#### EXERCISE INPUTS ####

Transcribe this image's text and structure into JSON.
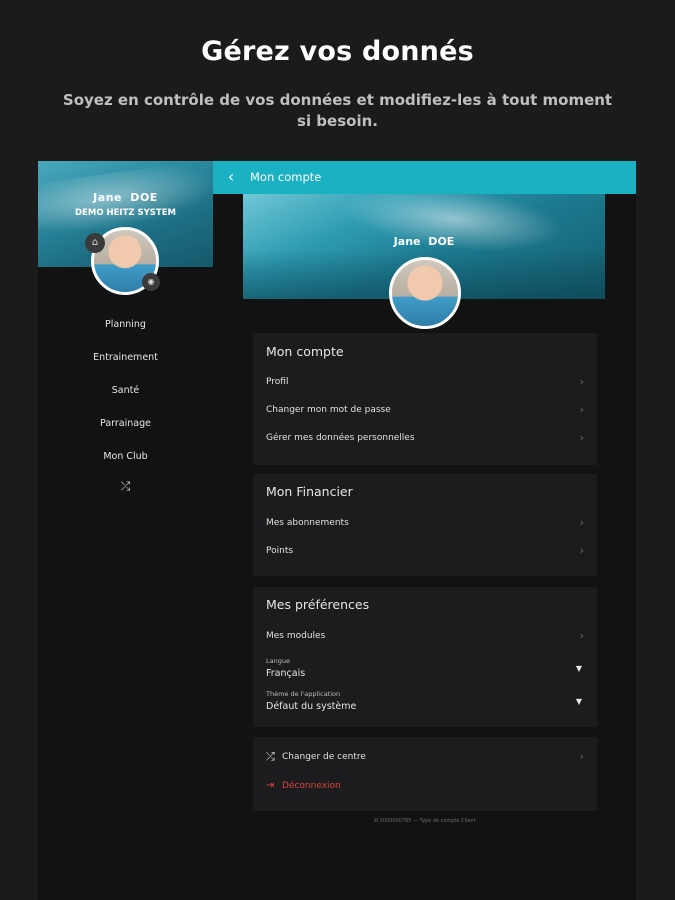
{
  "hero": {
    "title": "Gérez vos donnés",
    "subtitle": "Soyez en contrôle de vos données et modifiez-les à tout moment si besoin."
  },
  "sidebar": {
    "user_name": "Jane  DOE",
    "org": "DEMO HEITZ SYSTEM",
    "items": [
      {
        "label": "Planning"
      },
      {
        "label": "Entrainement"
      },
      {
        "label": "Santé"
      },
      {
        "label": "Parrainage"
      },
      {
        "label": "Mon Club"
      }
    ],
    "switch_icon": "shuffle-icon",
    "home_icon": "home-icon",
    "camera_icon": "camera-icon"
  },
  "appbar": {
    "title": "Mon compte",
    "color": "#1ab1c3"
  },
  "profile": {
    "name": "Jane  DOE"
  },
  "sections": {
    "account": {
      "title": "Mon compte",
      "items": [
        "Profil",
        "Changer mon mot de passe",
        "Gérer mes données personnelles"
      ]
    },
    "financial": {
      "title": "Mon Financier",
      "items": [
        "Mes abonnements",
        "Points"
      ]
    },
    "preferences": {
      "title": "Mes préférences",
      "modules": "Mes modules",
      "language_label": "Langue",
      "language_value": "Français",
      "theme_label": "Thème de l'application",
      "theme_value": "Défaut du système"
    },
    "actions": {
      "change_center": "Changer de centre",
      "logout": "Déconnexion",
      "logout_color": "#d9453a"
    }
  },
  "footer": {
    "text": "Id 3000000765  —  Type de compte Client"
  }
}
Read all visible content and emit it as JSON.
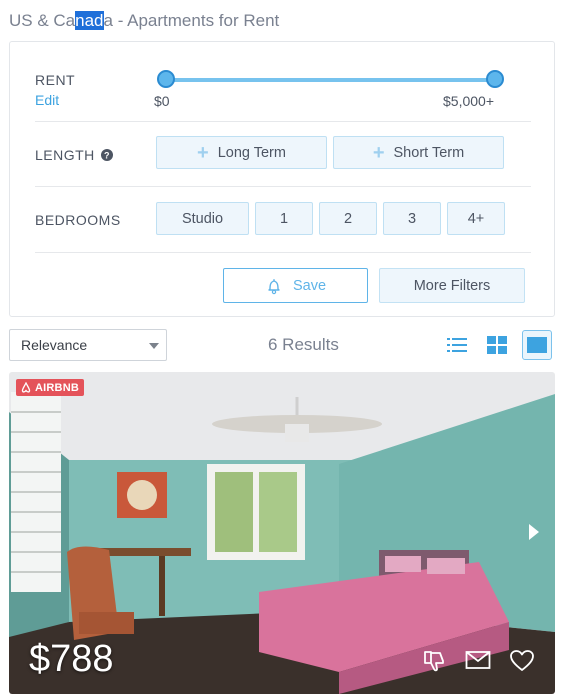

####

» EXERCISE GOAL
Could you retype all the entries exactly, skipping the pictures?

» EXERCISE ANSWER
Transcribe this image's text and structure into JSON.
{
  "hero": {
    "title": "Gérez vos donnés",
    "subtitle": "Soyez en contrôle de vos données et modifiez-les à tout moment si besoin."
  },
  "sidebar": {
    "user_name": "Jane  DOE",
    "org": "DEMO HEITZ SYSTEM",
    "items": [
      {
        "label": "Planning"
      },
      {
        "label": "Entrainement"
      },
      {
        "label": "Santé"
      },
      {
        "label": "Parrainage"
      },
      {
        "label": "Mon Club"
      }
    ],
    "switch_icon": "shuffle-icon",
    "home_icon": "home-icon",
    "camera_icon": "camera-icon"
  },
  "appbar": {
    "title": "Mon compte",
    "color": "#1ab1c3"
  },
  "profile": {
    "name": "Jane  DOE"
  },
  "sections": {
    "account": {
      "title": "Mon compte",
      "items": [
        "Profil",
        "Changer mon mot de passe",
        "Gérer mes données personnelles"
      ]
    },
    "financial": {
      "title": "Mon Financier",
      "items": [
        "Mes abonnements",
        "Points"
      ]
    },
    "preferences": {
      "title": "Mes préférences",
      "modules": "Mes modules",
      "language_label": "Langue",
      "language_value": "Français",
      "theme_label": "Thème de l'application",
      "theme_value": "Défaut du système"
    },
    "actions": {
      "change_center": "Changer de centre",
      "logout": "Déconnexion",
      "logout_color": "#d9453a"
    }
  },
  "footer": {
    "text": "Id 3000000765  —  Type de compte Client"
  }
}
Read all visible content and emit it as JSON.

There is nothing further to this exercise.